(Web page and app entries)
————————

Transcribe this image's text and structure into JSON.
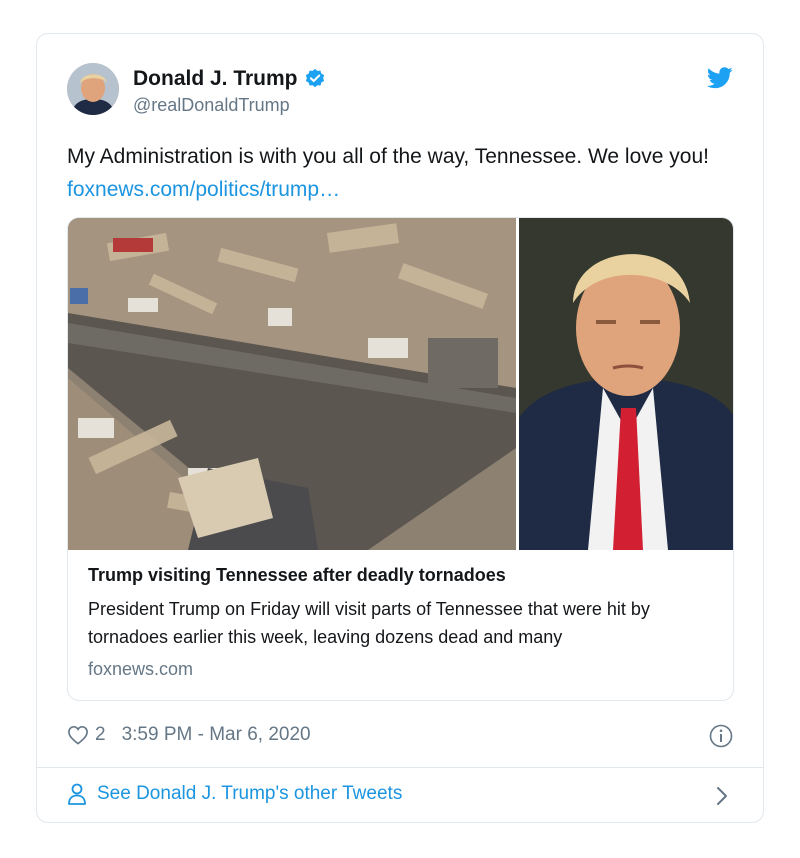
{
  "tweet": {
    "author_name": "Donald J. Trump",
    "author_handle": "@realDonaldTrump",
    "text": "My Administration is with you all of the way, Tennessee. We love you! ",
    "link_text": "foxnews.com/politics/trump…",
    "likes": "2",
    "timestamp": "3:59 PM - Mar 6, 2020"
  },
  "link_card": {
    "title": "Trump visiting Tennessee after deadly tornadoes",
    "description": "President Trump on Friday will visit parts of Tennessee that were hit by tornadoes earlier this week, leaving dozens dead and many",
    "domain": "foxnews.com"
  },
  "footer": {
    "see_more": "See Donald J. Trump's other Tweets"
  },
  "icons": {
    "verified": "verified-badge-icon",
    "bird": "twitter-bird-icon",
    "heart": "heart-icon",
    "info": "info-icon",
    "person": "person-icon",
    "chevron": "chevron-right-icon"
  },
  "colors": {
    "accent": "#1b95e0",
    "muted": "#657786",
    "border": "#e1e8ed",
    "text": "#14171a"
  }
}
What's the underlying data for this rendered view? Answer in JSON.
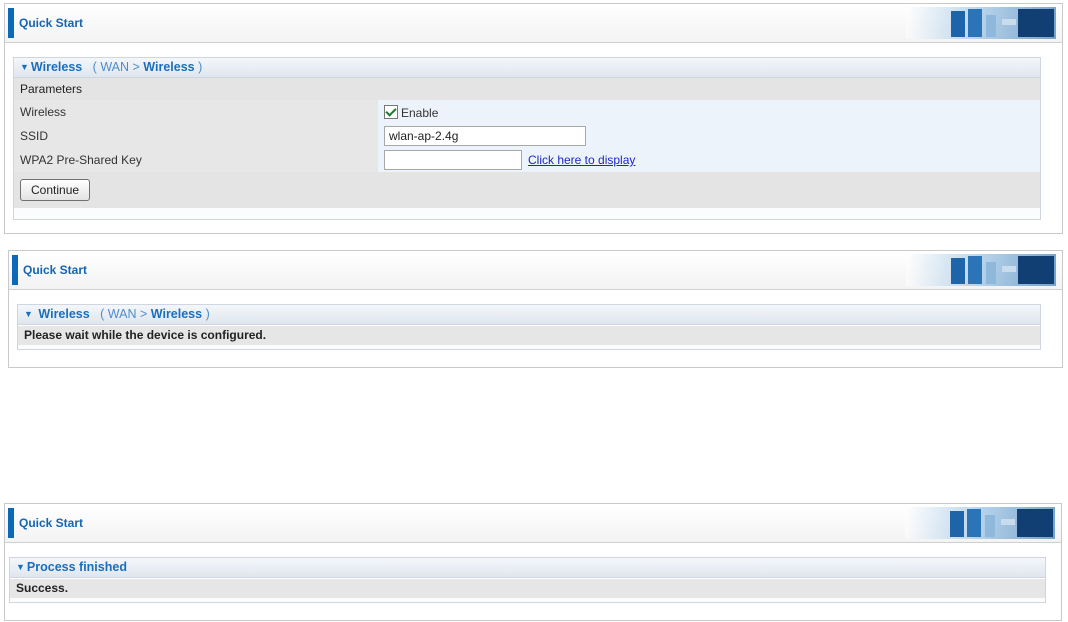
{
  "panel1": {
    "title": "Quick Start",
    "section": {
      "label": "Wireless",
      "crumb_open": "(",
      "crumb_parent": "WAN",
      "crumb_sep": ">",
      "crumb_current": "Wireless",
      "crumb_close": ")"
    },
    "group_label": "Parameters",
    "rows": {
      "wireless_label": "Wireless",
      "wireless_value": "Enable",
      "ssid_label": "SSID",
      "ssid_value": "wlan-ap-2.4g",
      "psk_label": "WPA2 Pre-Shared Key",
      "psk_value": "",
      "psk_link": "Click here to display"
    },
    "continue_label": "Continue"
  },
  "panel2": {
    "title": "Quick Start",
    "section": {
      "label": "Wireless",
      "crumb_open": "(",
      "crumb_parent": "WAN",
      "crumb_sep": ">",
      "crumb_current": "Wireless",
      "crumb_close": ")"
    },
    "message": "Please wait while the device is configured."
  },
  "panel3": {
    "title": "Quick Start",
    "section_label": "Process finished",
    "message": "Success."
  },
  "colors": {
    "accent": "#0a6ab8",
    "header_text": "#1a6fbd",
    "link": "#1b27c9"
  }
}
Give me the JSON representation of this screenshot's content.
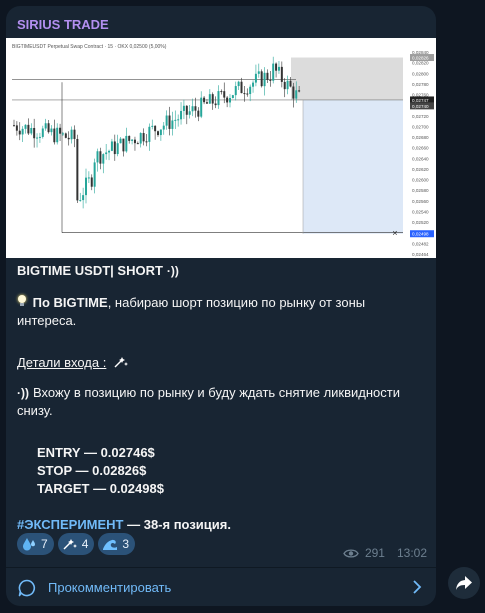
{
  "channel": {
    "name": "SIRIUS TRADE"
  },
  "chart": {
    "header": "BIGTIMEUSDT Perpetual Swap Contract · 15 · OKX  0,02500 (5,00%)",
    "price_ticks": [
      "0,02840",
      "0,02820",
      "0,02800",
      "0,02780",
      "0,02760",
      "0,02740",
      "0,02720",
      "0,02700",
      "0,02680",
      "0,02660",
      "0,02640",
      "0,02620",
      "0,02600",
      "0,02580",
      "0,02560",
      "0,02540",
      "0,02520",
      "0,02500",
      "0,02482",
      "0,02464"
    ],
    "price_labels": {
      "stop": "0,02826",
      "entry": "0,02747",
      "current": "0,02740",
      "target": "0,02498"
    },
    "colors": {
      "up": "#26a69a",
      "down": "#333333",
      "stop_zone": "#dcdcdc",
      "target_zone": "#dde8f7",
      "target_line": "#2962ff"
    }
  },
  "post": {
    "title": "BIGTIME USDT|  SHORT",
    "line1_bold": "По BIGTIME",
    "line1_rest": ", набираю шорт позицию по рынку от зоны интереса.",
    "details_label": "Детали входа :",
    "line2": "Вхожу в позицию по рынку и буду ждать снятие ликвидности снизу.",
    "entry": "ENTRY  — 0.02746$",
    "stop": "STOP —  0.02826$",
    "target": "TARGET — 0.02498$",
    "hashtag": "#ЭКСПЕРИМЕНТ",
    "position": " — 38-я   позиция."
  },
  "reactions": [
    {
      "icon": "drops-icon",
      "count": "7"
    },
    {
      "icon": "sparkle-icon",
      "count": "4"
    },
    {
      "icon": "wave-icon",
      "count": "3"
    }
  ],
  "meta": {
    "views": "291",
    "time": "13:02"
  },
  "comments": {
    "label": "Прокомментировать"
  }
}
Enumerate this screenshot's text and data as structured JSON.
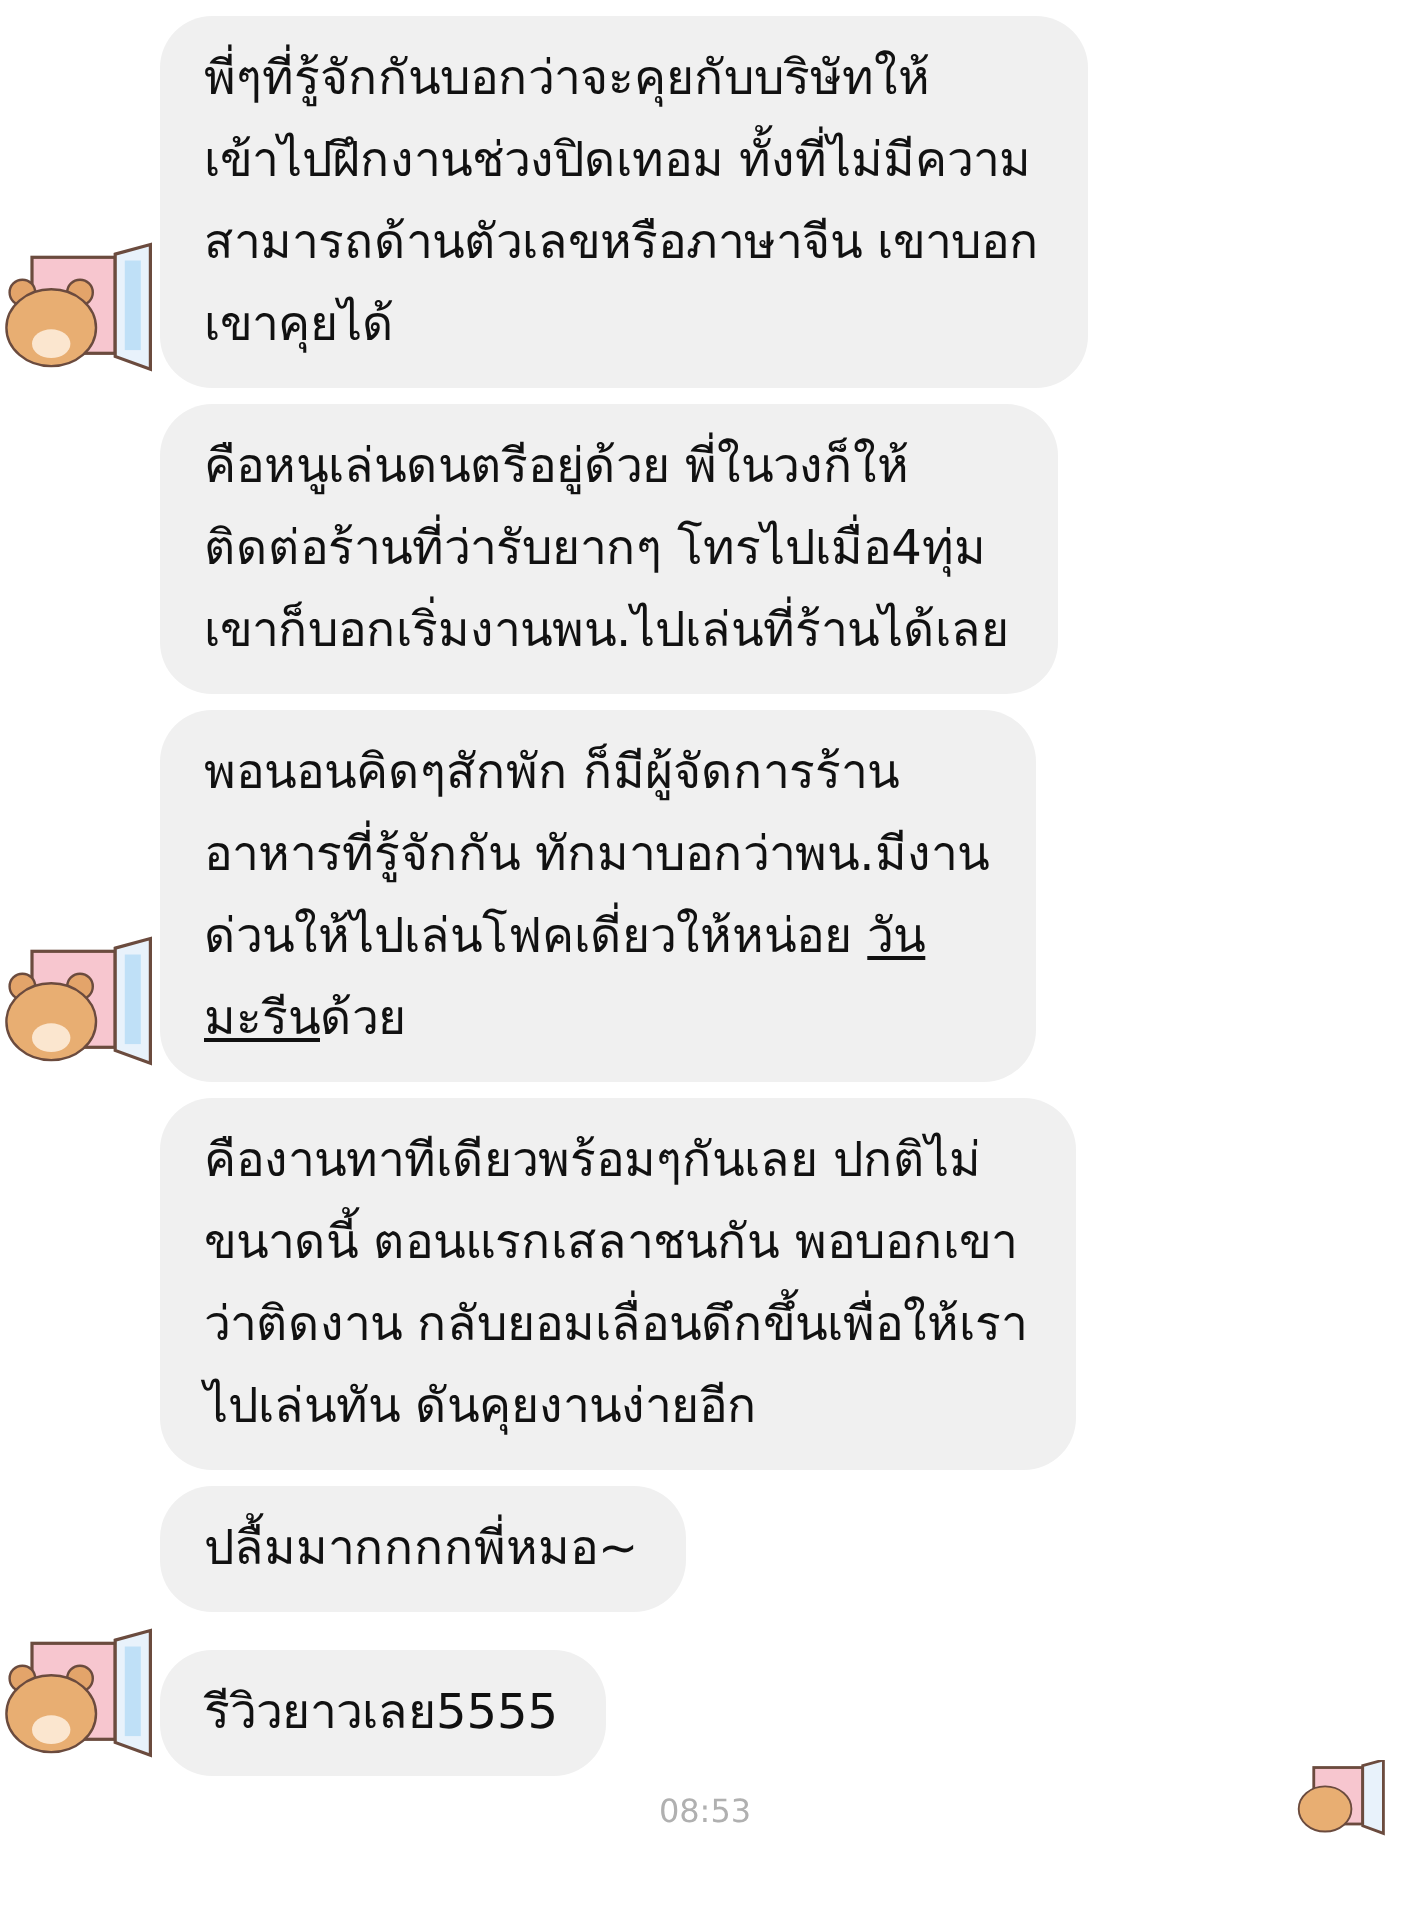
{
  "messages": [
    {
      "avatar": true,
      "segments": [
        {
          "text": "พี่ๆที่รู้จักกันบอกว่าจะคุยกับบริษัทให้\nเข้าไปฝึกงานช่วงปิดเทอม ทั้งที่ไม่มีความ\nสามารถด้านตัวเลขหรือภาษาจีน เขาบอก\nเขาคุยได้",
          "underlined": false
        }
      ]
    },
    {
      "avatar": false,
      "segments": [
        {
          "text": "คือหนูเล่นดนตรีอยู่ด้วย พี่ในวงก็ให้\nติดต่อร้านที่ว่ารับยากๆ โทรไปเมื่อ4ทุ่ม\nเขาก็บอกเริ่มงานพน.ไปเล่นที่ร้านได้เลย",
          "underlined": false
        }
      ]
    },
    {
      "avatar": true,
      "segments": [
        {
          "text": "พอนอนคิดๆสักพัก ก็มีผู้จัดการร้าน\nอาหารที่รู้จักกัน ทักมาบอกว่าพน.มีงาน\nด่วนให้ไปเล่นโฟคเดี่ยวให้หน่อย ",
          "underlined": false
        },
        {
          "text": "วัน\nมะรีน",
          "underlined": true
        },
        {
          "text": "ด้วย",
          "underlined": false
        }
      ]
    },
    {
      "avatar": false,
      "segments": [
        {
          "text": "คืองานทาทีเดียวพร้อมๆกันเลย ปกติไม่\nขนาดนี้ ตอนแรกเสลาชนกัน พอบอกเขา\nว่าติดงาน กลับยอมเลื่อนดึกขึ้นเพื่อให้เรา\nไปเล่นทัน ดันคุยงานง่ายอีก",
          "underlined": false
        }
      ]
    },
    {
      "avatar": false,
      "segments": [
        {
          "text": "ปลื้มมากกกกพี่หมอ~",
          "underlined": false
        }
      ]
    },
    {
      "avatar": true,
      "segments": [
        {
          "text": "รีวิวยาวเลย5555",
          "underlined": false
        }
      ]
    }
  ],
  "timestamp": "08:53"
}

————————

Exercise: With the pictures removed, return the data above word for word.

Response to the task:
Transcribe this image's text and structure into JSON.
{
  "tweet": {
    "author_name": "Donald J. Trump",
    "author_handle": "@realDonaldTrump",
    "text": "My Administration is with you all of the way, Tennessee. We love you! ",
    "link_text": "foxnews.com/politics/trump…",
    "likes": "2",
    "timestamp": "3:59 PM - Mar 6, 2020"
  },
  "link_card": {
    "title": "Trump visiting Tennessee after deadly tornadoes",
    "description": "President Trump on Friday will visit parts of Tennessee that were hit by tornadoes earlier this week, leaving dozens dead and many",
    "domain": "foxnews.com"
  },
  "footer": {
    "see_more": "See Donald J. Trump's other Tweets"
  },
  "icons": {
    "verified": "verified-badge-icon",
    "bird": "twitter-bird-icon",
    "heart": "heart-icon",
    "info": "info-icon",
    "person": "person-icon",
    "chevron": "chevron-right-icon"
  },
  "colors": {
    "accent": "#1b95e0",
    "muted": "#657786",
    "border": "#e1e8ed",
    "text": "#14171a"
  }
}
What's the underlying data for this rendered view? Answer in JSON.
{
  "panel1": {
    "title": "Quick Start",
    "section": {
      "label": "Wireless",
      "crumb_open": "(",
      "crumb_parent": "WAN",
      "crumb_sep": ">",
      "crumb_current": "Wireless",
      "crumb_close": ")"
    },
    "group_label": "Parameters",
    "rows": {
      "wireless_label": "Wireless",
      "wireless_value": "Enable",
      "ssid_label": "SSID",
      "ssid_value": "wlan-ap-2.4g",
      "psk_label": "WPA2 Pre-Shared Key",
      "psk_value": "",
      "psk_link": "Click here to display"
    },
    "continue_label": "Continue"
  },
  "panel2": {
    "title": "Quick Start",
    "section": {
      "label": "Wireless",
      "crumb_open": "(",
      "crumb_parent": "WAN",
      "crumb_sep": ">",
      "crumb_current": "Wireless",
      "crumb_close": ")"
    },
    "message": "Please wait while the device is configured."
  },
  "panel3": {
    "title": "Quick Start",
    "section_label": "Process finished",
    "message": "Success."
  },
  "colors": {
    "accent": "#0a6ab8",
    "header_text": "#1a6fbd",
    "link": "#1b27c9"
  }
}
Give me the JSON representation of this screenshot's content.
{
  "channel": {
    "name": "SIRIUS TRADE"
  },
  "chart": {
    "header": "BIGTIMEUSDT Perpetual Swap Contract · 15 · OKX  0,02500 (5,00%)",
    "price_ticks": [
      "0,02840",
      "0,02820",
      "0,02800",
      "0,02780",
      "0,02760",
      "0,02740",
      "0,02720",
      "0,02700",
      "0,02680",
      "0,02660",
      "0,02640",
      "0,02620",
      "0,02600",
      "0,02580",
      "0,02560",
      "0,02540",
      "0,02520",
      "0,02500",
      "0,02482",
      "0,02464"
    ],
    "price_labels": {
      "stop": "0,02826",
      "entry": "0,02747",
      "current": "0,02740",
      "target": "0,02498"
    },
    "colors": {
      "up": "#26a69a",
      "down": "#333333",
      "stop_zone": "#dcdcdc",
      "target_zone": "#dde8f7",
      "target_line": "#2962ff"
    }
  },
  "post": {
    "title": "BIGTIME USDT|  SHORT",
    "line1_bold": "По BIGTIME",
    "line1_rest": ", набираю шорт позицию по рынку от зоны интереса.",
    "details_label": "Детали входа :",
    "line2": "Вхожу в позицию по рынку и буду ждать снятие ликвидности снизу.",
    "entry": "ENTRY  — 0.02746$",
    "stop": "STOP —  0.02826$",
    "target": "TARGET — 0.02498$",
    "hashtag": "#ЭКСПЕРИМЕНТ",
    "position": " — 38-я   позиция."
  },
  "reactions": [
    {
      "icon": "drops-icon",
      "count": "7"
    },
    {
      "icon": "sparkle-icon",
      "count": "4"
    },
    {
      "icon": "wave-icon",
      "count": "3"
    }
  ],
  "meta": {
    "views": "291",
    "time": "13:02"
  },
  "comments": {
    "label": "Прокомментировать"
  }
}
Enumerate this screenshot's text and data as structured JSON.
{
  "messages": [
    {
      "avatar": true,
      "segments": [
        {
          "text": "พี่ๆที่รู้จักกันบอกว่าจะคุยกับบริษัทให้\nเข้าไปฝึกงานช่วงปิดเทอม ทั้งที่ไม่มีความ\nสามารถด้านตัวเลขหรือภาษาจีน เขาบอก\nเขาคุยได้",
          "underlined": false
        }
      ]
    },
    {
      "avatar": false,
      "segments": [
        {
          "text": "คือหนูเล่นดนตรีอยู่ด้วย พี่ในวงก็ให้\nติดต่อร้านที่ว่ารับยากๆ โทรไปเมื่อ4ทุ่ม\nเขาก็บอกเริ่มงานพน.ไปเล่นที่ร้านได้เลย",
          "underlined": false
        }
      ]
    },
    {
      "avatar": true,
      "segments": [
        {
          "text": "พอนอนคิดๆสักพัก ก็มีผู้จัดการร้าน\nอาหารที่รู้จักกัน ทักมาบอกว่าพน.มีงาน\nด่วนให้ไปเล่นโฟคเดี่ยวให้หน่อย ",
          "underlined": false
        },
        {
          "text": "วัน\nมะรีน",
          "underlined": true
        },
        {
          "text": "ด้วย",
          "underlined": false
        }
      ]
    },
    {
      "avatar": false,
      "segments": [
        {
          "text": "คืองานทาทีเดียวพร้อมๆกันเลย ปกติไม่\nขนาดนี้ ตอนแรกเสลาชนกัน พอบอกเขา\nว่าติดงาน กลับยอมเลื่อนดึกขึ้นเพื่อให้เรา\nไปเล่นทัน ดันคุยงานง่ายอีก",
          "underlined": false
        }
      ]
    },
    {
      "avatar": false,
      "segments": [
        {
          "text": "ปลื้มมากกกกพี่หมอ~",
          "underlined": false
        }
      ]
    },
    {
      "avatar": true,
      "segments": [
        {
          "text": "รีวิวยาวเลย5555",
          "underlined": false
        }
      ]
    }
  ],
  "timestamp": "08:53"
}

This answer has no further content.